RETHINKING THE HUMANITIES IN TWENTY-FIRST CENTURY AFRICA
Comunichiamo che il comitato direttivo di SEMPER - Seminario permanente di poesia diretto da Pietro Taravacci e Francesco Zambon ha stabilito di prorogare di dieci giorni la deadline per l'invio di proposte per il convegno Brevitas. Percorsi estetici tra forma breve e frammento nelle letterature occidentali, che si terrà nei giorni 4-6 novembre presso l'Università di Trento.
Un breve testo di presentazione e le linee di indagine proposte possono essere consultate all'indirizzo
By extending the learning environment beyond the classroom's boundaries, undergraduate programs have stimulated lively pedagogical innovation across general education disciplines. The approach encourages rigorous critical thought via assignments that require students to think critically and to reflect actively on links between course materials, historical sites, and concrete social and cultural concerns. However, the popularity for the experiential, fed by administrative and parental enthusiasm, may hinder instructors and encumber students.
Marco Roth has recently suggested that we are living in the age of the neuronovel—a narrative form that narrates cognition in terms of neurochemistry, diagnosis, and heredity. Though recent narratives of amnesia, schizophrenia, and autism are often quick to identify their symptoms and types, the history of neurotypical and non-neurotypical minds in fiction is a long one. Instead of reading such fictions through the lens of biology, psychology, or neuroscience, however, how might we discover models of cognition that emerge from within narrative experiment itself?
This panel seeks to explore how medical narrative was used in nineteenth-century fiction and medical texts as a counterargument to the medical gaze, thereby rewriting the medical history of the period from the patient's prospective. The use of medical narrative as a counter-current to the profession's paternalism indicates the subversive nature of nineteenth-century literature and reinforces the value of storytelling and narrative within the "factual" world of medicine.

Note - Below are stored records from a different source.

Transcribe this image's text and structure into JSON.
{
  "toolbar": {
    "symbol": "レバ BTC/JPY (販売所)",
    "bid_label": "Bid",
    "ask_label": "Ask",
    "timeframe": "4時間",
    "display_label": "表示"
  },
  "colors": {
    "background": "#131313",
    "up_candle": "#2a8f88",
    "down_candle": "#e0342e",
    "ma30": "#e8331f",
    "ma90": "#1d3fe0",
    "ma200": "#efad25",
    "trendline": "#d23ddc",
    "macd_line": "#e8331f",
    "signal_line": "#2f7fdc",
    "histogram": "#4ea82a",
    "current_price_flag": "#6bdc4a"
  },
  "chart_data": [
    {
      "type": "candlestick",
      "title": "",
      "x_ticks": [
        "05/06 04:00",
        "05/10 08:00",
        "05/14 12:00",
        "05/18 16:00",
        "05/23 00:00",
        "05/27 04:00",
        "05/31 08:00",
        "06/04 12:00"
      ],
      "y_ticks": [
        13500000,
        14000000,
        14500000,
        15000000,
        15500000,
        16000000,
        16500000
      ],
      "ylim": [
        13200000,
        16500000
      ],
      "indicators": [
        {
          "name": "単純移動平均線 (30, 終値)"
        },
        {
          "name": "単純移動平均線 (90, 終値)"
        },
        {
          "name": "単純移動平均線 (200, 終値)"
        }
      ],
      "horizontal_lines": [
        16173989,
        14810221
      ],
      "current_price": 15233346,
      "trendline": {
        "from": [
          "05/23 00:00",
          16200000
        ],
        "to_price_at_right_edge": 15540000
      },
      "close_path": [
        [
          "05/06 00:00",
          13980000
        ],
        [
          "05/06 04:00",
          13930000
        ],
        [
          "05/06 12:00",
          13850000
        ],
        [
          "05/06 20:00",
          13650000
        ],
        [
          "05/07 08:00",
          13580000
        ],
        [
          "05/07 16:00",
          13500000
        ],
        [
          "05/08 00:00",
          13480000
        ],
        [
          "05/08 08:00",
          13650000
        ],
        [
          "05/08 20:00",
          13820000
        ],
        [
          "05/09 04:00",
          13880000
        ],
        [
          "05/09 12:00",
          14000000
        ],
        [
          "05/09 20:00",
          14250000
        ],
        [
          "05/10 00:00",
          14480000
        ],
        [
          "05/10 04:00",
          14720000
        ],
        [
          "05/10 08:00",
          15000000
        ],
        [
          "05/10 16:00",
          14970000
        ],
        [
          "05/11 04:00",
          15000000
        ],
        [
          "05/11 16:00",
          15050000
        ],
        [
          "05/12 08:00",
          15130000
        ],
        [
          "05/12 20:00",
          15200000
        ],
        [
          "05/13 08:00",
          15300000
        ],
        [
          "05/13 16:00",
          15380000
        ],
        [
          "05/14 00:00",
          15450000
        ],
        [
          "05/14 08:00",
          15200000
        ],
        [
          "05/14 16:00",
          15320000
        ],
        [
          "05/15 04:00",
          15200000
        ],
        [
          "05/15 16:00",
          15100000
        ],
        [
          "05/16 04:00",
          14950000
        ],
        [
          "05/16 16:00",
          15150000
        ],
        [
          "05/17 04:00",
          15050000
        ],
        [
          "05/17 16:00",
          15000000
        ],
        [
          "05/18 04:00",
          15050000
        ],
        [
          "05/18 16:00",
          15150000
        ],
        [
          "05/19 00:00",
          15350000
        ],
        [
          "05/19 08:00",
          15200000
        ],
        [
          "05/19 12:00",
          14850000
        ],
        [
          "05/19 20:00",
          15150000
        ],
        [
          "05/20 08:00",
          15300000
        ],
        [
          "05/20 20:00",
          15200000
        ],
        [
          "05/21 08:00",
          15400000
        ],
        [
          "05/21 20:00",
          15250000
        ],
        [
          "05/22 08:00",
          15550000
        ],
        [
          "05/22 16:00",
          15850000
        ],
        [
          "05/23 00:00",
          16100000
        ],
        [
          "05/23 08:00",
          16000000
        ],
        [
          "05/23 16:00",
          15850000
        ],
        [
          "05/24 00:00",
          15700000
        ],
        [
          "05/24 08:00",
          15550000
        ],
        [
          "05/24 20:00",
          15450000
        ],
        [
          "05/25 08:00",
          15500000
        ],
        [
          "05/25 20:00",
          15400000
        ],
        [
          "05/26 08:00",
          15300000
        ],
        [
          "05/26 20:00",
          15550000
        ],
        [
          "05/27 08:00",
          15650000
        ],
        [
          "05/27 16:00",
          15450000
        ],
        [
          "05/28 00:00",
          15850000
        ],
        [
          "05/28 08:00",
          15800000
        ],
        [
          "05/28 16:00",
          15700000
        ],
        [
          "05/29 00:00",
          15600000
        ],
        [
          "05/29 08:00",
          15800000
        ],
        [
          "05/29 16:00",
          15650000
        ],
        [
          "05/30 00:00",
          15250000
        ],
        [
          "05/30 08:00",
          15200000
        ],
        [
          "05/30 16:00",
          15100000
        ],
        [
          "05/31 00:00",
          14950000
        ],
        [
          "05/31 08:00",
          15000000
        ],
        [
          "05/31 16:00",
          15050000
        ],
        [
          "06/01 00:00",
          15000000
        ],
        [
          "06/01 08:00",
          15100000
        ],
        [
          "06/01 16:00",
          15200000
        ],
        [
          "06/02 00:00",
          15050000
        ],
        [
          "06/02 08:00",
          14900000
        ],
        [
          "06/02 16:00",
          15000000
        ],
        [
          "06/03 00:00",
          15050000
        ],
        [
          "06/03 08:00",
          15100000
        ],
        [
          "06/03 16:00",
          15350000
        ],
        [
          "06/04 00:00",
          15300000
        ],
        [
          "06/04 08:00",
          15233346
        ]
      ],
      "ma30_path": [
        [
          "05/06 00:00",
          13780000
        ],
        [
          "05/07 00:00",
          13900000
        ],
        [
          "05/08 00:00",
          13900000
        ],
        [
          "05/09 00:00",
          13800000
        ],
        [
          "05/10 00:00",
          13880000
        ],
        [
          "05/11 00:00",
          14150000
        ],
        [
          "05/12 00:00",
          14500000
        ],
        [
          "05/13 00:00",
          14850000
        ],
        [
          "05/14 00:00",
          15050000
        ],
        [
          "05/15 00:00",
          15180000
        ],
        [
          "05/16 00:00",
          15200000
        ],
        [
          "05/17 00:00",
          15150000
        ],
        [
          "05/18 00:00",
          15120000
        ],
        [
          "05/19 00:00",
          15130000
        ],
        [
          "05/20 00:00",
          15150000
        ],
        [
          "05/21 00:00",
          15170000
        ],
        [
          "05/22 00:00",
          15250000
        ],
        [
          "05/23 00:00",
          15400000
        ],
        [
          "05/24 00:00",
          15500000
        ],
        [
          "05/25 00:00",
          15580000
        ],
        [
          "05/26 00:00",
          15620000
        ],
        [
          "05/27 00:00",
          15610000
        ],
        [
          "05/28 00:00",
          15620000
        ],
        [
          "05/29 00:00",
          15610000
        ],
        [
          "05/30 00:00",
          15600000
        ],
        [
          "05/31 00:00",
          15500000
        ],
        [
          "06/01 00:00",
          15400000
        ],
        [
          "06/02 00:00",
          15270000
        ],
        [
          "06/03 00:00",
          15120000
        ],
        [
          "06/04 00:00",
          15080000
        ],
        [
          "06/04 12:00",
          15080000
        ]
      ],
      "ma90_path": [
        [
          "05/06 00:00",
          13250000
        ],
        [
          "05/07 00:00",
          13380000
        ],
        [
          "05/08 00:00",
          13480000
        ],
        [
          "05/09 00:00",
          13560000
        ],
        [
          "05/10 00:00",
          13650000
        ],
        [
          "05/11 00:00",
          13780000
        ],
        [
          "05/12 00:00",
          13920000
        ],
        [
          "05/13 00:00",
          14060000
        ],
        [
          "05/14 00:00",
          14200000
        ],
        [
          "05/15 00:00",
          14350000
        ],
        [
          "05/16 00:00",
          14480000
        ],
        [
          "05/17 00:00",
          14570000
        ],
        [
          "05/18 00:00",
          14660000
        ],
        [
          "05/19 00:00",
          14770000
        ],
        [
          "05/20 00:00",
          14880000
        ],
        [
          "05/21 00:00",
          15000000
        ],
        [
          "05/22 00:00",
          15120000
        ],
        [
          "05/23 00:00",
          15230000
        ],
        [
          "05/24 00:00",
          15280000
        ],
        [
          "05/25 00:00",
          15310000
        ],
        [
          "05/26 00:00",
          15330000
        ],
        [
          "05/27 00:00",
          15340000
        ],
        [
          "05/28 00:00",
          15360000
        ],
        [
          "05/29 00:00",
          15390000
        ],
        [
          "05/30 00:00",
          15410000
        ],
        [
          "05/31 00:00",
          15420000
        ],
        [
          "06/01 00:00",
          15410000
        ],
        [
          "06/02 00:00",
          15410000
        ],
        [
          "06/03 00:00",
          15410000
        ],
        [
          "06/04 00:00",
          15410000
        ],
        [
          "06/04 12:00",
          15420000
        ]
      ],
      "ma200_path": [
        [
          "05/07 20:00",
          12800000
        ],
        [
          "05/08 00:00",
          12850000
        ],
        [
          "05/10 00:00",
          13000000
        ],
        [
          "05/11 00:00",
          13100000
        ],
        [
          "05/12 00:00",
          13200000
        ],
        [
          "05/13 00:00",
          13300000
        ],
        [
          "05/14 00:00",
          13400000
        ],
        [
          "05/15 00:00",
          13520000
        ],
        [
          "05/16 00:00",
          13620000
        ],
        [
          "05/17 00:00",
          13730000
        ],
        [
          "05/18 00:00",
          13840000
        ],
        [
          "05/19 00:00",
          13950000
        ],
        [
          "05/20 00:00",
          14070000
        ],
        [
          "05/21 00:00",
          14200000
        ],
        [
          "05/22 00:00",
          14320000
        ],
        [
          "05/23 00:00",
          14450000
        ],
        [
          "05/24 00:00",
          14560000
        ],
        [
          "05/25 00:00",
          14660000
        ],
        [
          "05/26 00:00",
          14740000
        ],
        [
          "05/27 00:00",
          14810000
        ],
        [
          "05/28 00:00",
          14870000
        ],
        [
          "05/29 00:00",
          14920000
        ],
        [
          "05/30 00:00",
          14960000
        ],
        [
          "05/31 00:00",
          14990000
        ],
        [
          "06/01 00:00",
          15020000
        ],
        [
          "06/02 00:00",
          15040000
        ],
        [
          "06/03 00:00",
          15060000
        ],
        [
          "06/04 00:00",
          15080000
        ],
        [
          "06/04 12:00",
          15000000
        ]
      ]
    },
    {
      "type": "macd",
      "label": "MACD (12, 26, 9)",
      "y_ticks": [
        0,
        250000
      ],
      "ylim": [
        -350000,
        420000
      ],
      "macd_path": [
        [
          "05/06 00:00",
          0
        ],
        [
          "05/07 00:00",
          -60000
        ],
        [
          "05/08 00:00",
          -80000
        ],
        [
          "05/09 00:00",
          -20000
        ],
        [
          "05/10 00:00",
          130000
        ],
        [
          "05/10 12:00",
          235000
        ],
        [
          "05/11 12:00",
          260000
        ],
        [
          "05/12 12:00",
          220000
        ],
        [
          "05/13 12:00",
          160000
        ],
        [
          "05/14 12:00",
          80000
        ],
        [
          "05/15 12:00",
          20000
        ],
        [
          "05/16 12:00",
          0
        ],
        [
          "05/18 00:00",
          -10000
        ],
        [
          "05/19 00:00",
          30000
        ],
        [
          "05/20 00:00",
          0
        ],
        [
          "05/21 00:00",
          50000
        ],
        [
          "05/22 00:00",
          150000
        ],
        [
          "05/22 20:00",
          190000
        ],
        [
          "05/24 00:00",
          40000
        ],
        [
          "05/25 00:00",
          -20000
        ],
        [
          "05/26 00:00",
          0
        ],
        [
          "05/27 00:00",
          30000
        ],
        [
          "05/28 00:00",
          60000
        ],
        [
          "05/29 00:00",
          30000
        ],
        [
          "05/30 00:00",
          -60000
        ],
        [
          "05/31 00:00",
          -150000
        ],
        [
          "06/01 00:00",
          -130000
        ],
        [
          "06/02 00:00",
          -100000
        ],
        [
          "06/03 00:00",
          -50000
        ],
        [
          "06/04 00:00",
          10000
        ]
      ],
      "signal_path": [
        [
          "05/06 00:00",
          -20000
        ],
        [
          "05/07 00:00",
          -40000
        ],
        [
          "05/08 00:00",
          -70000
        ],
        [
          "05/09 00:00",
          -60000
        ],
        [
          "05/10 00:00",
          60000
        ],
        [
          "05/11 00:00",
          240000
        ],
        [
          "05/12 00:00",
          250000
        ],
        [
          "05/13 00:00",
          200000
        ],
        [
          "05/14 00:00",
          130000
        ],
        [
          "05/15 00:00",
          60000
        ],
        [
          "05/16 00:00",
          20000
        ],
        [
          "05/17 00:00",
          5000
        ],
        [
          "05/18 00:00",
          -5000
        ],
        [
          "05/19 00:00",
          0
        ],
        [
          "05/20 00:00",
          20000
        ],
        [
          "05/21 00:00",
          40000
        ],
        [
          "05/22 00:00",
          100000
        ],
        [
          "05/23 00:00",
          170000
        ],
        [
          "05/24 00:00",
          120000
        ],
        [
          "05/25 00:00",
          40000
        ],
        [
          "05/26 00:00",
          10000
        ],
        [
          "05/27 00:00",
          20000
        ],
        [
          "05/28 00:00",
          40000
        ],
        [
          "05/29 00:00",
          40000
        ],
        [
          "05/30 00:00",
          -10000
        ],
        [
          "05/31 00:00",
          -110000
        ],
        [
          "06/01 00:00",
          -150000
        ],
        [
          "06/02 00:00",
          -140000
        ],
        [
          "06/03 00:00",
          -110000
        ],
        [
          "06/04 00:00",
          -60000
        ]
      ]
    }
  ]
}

This seminar will explore the uses and limits of dialectical thinking as a critical tool for contemporary humanistic inquiry. Engaging with a literary and philosophical tradition that is nothing else if not comparative, we argue for the persistent value in understanding textual oppositions, contradictions, and self-negations not as conceptual limitations, but as sites of productive restlessness.
ORGANIZATION: American Comparative Literature Association
CONTACT: Roberta Sabbath at Sabbath@unlv.nevada.edu
CALL FOR PAPERS OPEN/CLOSE DATE ON ACLA WEBSITE--ACLA.ORG: September 1-23, 2015
ANNUAL CONFERENCE LOCATION, DATE: Harvard University, March 17-20, 2016
PAPER SELECTION FOR SEMINAR PROPOSAL: End of September
SEMINAR ACCEPTANCE NOTIFICATION: October 2015
47th Annual Conference
March 17 - 20, 2016
Japanese animation has had an important place in Latin American TV for decades. This panel will explore the reception of anime and its impact on Latin American anime fan communities. These groups have created networks of science-fiction fans that actively participate in the construction of a transnational cultural identity. Latin American anime fans create literature and art that illustrate how they envision their national, and transnational communities expanding the canon to include the Latin American context through fan fiction and original work.
The deadline for abstracts for most sessions will be Sept. 30, 2015.
The 10th Anniversary Conference of the Contemporary Women's Writing Association in association with C21 the centre for contemporary writing at the University of Brighton.
University of Brighton Grand Parade site
Saturday 9-5, 17 October 2015
Professor Lucie Armitt (University of Lincoln)
Professor Patricia Duncker (University of Manchester)
Queer Intimacies, Queer Spaces, & Scales of Desire
This panel is searching for papers that address how LGBTQ* texts of the Twentieth and Twenty-first Centuries construct varieties of queer intimacy and attempt to anatomize the epistemological, formal, and affective structures that make such intimacies possible—whether in public or private. We are looking for papers that discuss the ways queerness operates in a variety of spaces: city streets, forest clearings, parks, gardens, restrooms, bedrooms, manor homes, and apartment buildings.